Symphony No. 7

Sinfonie Nr. 7, Deep Sea (2008 - 2011)

This symphony is dedicated to our distant relatives living in the deep sea. All known living organisms are built using the information stored in the DNA. The DNA consists of two long polymers of simple four unites called nucleotides. For more information see here.

I. Allegretto, Dumbo-squid [1] is living in the deep sea down 300 to 5000 m. It is not well known what he is doing there. What looks for a human being as a black sinister world might be for the Dumbo like living in a kind of a ghost train. He is able to ignite his own light as it is the case for 90 % of the deep sea creatures. But as a living animal he needs food, a mate, has to escape predators. If I listen to my music I never need any picture but writing music, a picture (in this case Dumbo) may well give some hints or ideas. The first four measures as well as the instrumentation of the symphony is shown here: Sin7101.GIF (page no. 1). My program ScoreEd4 I use to edit the hand written notes does not play the music. I have to do it myself. 

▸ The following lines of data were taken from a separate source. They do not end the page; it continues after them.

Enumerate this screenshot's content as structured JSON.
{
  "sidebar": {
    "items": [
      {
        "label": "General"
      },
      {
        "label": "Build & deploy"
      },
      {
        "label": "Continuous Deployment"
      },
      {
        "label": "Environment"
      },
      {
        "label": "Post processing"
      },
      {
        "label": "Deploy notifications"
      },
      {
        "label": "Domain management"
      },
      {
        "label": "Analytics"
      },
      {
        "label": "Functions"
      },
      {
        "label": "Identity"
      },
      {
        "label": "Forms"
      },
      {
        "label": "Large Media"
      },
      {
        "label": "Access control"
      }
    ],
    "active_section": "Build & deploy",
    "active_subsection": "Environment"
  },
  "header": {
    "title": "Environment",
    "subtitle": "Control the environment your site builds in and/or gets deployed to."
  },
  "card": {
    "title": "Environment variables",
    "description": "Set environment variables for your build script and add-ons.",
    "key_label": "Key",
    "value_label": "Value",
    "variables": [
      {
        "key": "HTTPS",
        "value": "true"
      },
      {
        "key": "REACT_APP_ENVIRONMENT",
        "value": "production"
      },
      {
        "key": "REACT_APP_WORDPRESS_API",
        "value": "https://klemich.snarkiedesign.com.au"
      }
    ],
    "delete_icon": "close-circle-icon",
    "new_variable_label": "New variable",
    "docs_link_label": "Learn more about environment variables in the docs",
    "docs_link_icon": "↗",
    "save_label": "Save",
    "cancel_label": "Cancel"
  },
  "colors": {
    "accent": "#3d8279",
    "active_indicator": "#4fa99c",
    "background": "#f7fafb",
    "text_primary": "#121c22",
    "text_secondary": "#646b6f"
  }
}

II. Lento, Bolinopsis sp. [2], 20 cm. Bolino, as I call him,  is a completely transparent jellyfish living down there somewhere. This new found creature is not as peaceful as it looks like. He ingests small copepods (Ruderfusskrebse), small shrimps and even other jellyfish. He may also have these terrible sting weapons. Some species of jellyfish are even very dangerous for humans. They cannot swim very fast. But nevertheless are very successful. For more information about jellyfish see here. The first page of this movement is shown here: Sin7201.GIF.

III. Allegro vivace, Histioteuthis sp. [3], 25 cm. I describe here as before only the "actor", Histioteuthis sp., and not the music itself. Histio as I call him is living in a depth between 400 and 1200 m. He possesses sophisticated bioluminescent light organs. The duration and intensity of the light-emitting photophores are regulated with filters, reflectors and "eyelids" corresponding to the depth and the light from the environment. They even can be shut down entirely. That is really amazing. The first page of this movement is shown here: Sin7301.GIF.

IV. Lento, Enypniastes eximia [4], 35 cm. This deep water sea cucumber, I call him Enypnia, lives between 500 to 5000 m below sea level and belongs to a small group of free swimming sea cucumbers. It swims slowly and gracefully sometimes way above the sea bottom. Since the animal is transparent one is able to recognize its inner organs from the outside. I don't know if the light comes from the animal itself or rather from the flashlight of the photographer. It looks pretty strange and one doesn't belief that it belongs to the echinoderms like the sea urchins. The first page of this movement is shown here: Sin7401.GIF.

V. Allegro vivace, Paraeuchaeta barbata [5], 12 mm. This copepod (german: Ruderfusskrebs) lives between 200 and 1500 m below sea level. Copepods typically 1 to 2 mm long are usually the dominant members of zooplankton in the ocean and in fresh water. The large pair of antennae are the main source of propulsion, beating like oars to pull the animal through the water. Paraeuchaeta barbata is a predator and my feed on their smaller relatives. See also the interesting article Copepod in Wikipedia. First page here: Sin7501.GIF.

VI. Allegro vivace, Mesonychoteuthis homitoni [6], 9 m !! This huge squid lives up to 2200 m below sea level. The arms and tentacles staffed with hundreds of rotating hooks makes him a dangerous predator. A real monster! He has been chosen as the last actor in this deep sea world. First page here: Sin7601.GIF.

Die Partitur ist fertig. Die Orchesterstimmen fehlen noch. Contact me.

References

  1. Claire Nouvian, “The Deep”, p. 207, Knesebeck Verlag, München, 2006.
  2. Claire Nouvian, “The Deep”, p. 255, Knesebeck Verlag, München, 2006.
  3. Claire Nouvian, “The Deep”, p. 78, Knesebeck Verlag, München, 2006.
  4. Claire Nouvian, “The Deep”, p. 250, Knesebeck Verlag, München, 2006.
  5. Claire Nouvian, “The Deep”, p. 27, Knesebeck Verlag, München, 2006.
  6. Claire Nouvian, “The Deep”, p. 123, Knesebeck Verlag, München, 2006.

 

© Josef Heinzer 2012